2. “Fake News” comprises only 0.15% of the American media diet, and 1% of the news viewed. Most people are essentially never exposed to fake news.
3. News consumption of any sort comprises at most 14% of all TV and internet browsing.
A graphic of kinds of news Americans consume, broken down by age group:
This work is ongoing, and publication hopefully forthcoming. By “echo chamber,” we mean a news diet which is dominated by far right or far left news sources. This definition does not include social media posts per se but does implicitly capture news articles and videos which are shared on social media. The analysis of echo chamber sizes includes checks to ensure the qualitative results listed below are insensitive to reasonable changes in the operationalization of “dominated,” “far right,” and “far left.”
Time Frame: 2016-2019
1. TV echo chambers are bigger. Echo chambers of TV news (both right- and left-leaning) are 3-4 times more prevalent than the echo chambers online, with about 15% of Americans being in a right-wing TV echo chamber.
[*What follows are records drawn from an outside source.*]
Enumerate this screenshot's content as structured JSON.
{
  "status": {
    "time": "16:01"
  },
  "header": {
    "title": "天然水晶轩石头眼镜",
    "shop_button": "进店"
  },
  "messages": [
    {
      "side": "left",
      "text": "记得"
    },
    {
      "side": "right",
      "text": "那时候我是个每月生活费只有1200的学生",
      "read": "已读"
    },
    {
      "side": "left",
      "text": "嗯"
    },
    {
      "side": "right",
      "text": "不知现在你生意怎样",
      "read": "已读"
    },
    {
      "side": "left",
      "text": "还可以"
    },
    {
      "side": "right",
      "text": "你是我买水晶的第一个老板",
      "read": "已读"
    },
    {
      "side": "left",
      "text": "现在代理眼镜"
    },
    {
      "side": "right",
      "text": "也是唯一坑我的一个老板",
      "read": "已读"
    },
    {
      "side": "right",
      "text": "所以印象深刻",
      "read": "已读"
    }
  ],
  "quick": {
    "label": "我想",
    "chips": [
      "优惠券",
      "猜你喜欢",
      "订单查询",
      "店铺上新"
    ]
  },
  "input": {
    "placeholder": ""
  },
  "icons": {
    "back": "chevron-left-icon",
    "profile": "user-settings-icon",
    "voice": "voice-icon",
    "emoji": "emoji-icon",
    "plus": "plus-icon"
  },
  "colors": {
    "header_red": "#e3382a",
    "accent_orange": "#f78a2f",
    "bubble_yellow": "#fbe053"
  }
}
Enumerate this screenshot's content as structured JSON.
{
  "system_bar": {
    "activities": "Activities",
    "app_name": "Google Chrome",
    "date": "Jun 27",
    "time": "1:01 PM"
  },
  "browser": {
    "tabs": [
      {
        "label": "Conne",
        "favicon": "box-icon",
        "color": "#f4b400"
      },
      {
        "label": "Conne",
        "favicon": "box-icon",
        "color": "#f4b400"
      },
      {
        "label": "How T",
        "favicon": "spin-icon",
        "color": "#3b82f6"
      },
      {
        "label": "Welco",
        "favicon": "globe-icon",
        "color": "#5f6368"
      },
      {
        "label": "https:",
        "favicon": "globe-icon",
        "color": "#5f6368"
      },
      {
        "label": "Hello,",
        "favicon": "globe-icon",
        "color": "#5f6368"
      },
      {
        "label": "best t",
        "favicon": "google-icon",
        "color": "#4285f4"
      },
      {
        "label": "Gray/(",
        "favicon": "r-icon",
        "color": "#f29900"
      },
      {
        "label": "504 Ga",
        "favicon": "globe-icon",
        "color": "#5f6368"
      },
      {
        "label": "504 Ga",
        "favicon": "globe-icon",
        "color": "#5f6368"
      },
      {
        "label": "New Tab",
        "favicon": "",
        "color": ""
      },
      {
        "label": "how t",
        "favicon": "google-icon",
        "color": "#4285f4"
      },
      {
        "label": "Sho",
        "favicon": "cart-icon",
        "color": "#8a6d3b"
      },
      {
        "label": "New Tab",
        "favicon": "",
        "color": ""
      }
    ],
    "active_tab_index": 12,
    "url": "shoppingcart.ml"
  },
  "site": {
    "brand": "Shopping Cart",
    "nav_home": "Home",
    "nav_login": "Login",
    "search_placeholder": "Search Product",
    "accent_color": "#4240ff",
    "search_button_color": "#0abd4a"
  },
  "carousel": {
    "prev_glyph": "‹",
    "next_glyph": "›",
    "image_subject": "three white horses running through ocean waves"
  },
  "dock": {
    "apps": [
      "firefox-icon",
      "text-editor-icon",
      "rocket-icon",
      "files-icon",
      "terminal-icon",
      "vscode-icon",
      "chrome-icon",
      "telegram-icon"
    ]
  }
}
2. TV echo chambers are stickier. We analyzed behavior on a monthly basis and consider “being in an echo chamber” as having a news diet dominated by partisan sources over the course of a full month. We found that upon joining an echo chamber, those in TV echo chambers are much more likely than those in web echo chambers to stay there (i.e., to continue having their news diet dominated by partisan sources). For example, 28% of people who join a right-wing TV echo chamber have not left six months later, compared to just 6% of those who joined a right-wing web echo chamber.
3. Echo chambers online are shrinking; the total number of people that get any amount of news on TV is shrinking; echo chambers on TV are growing, and their increase is driven by people changing their viewing allegiances from moderate network news to the Fox News or MSNBC.
Baird is a Ph.D. student at the Annenberg School of Communication at UPenn and can be contacted at email@example.com.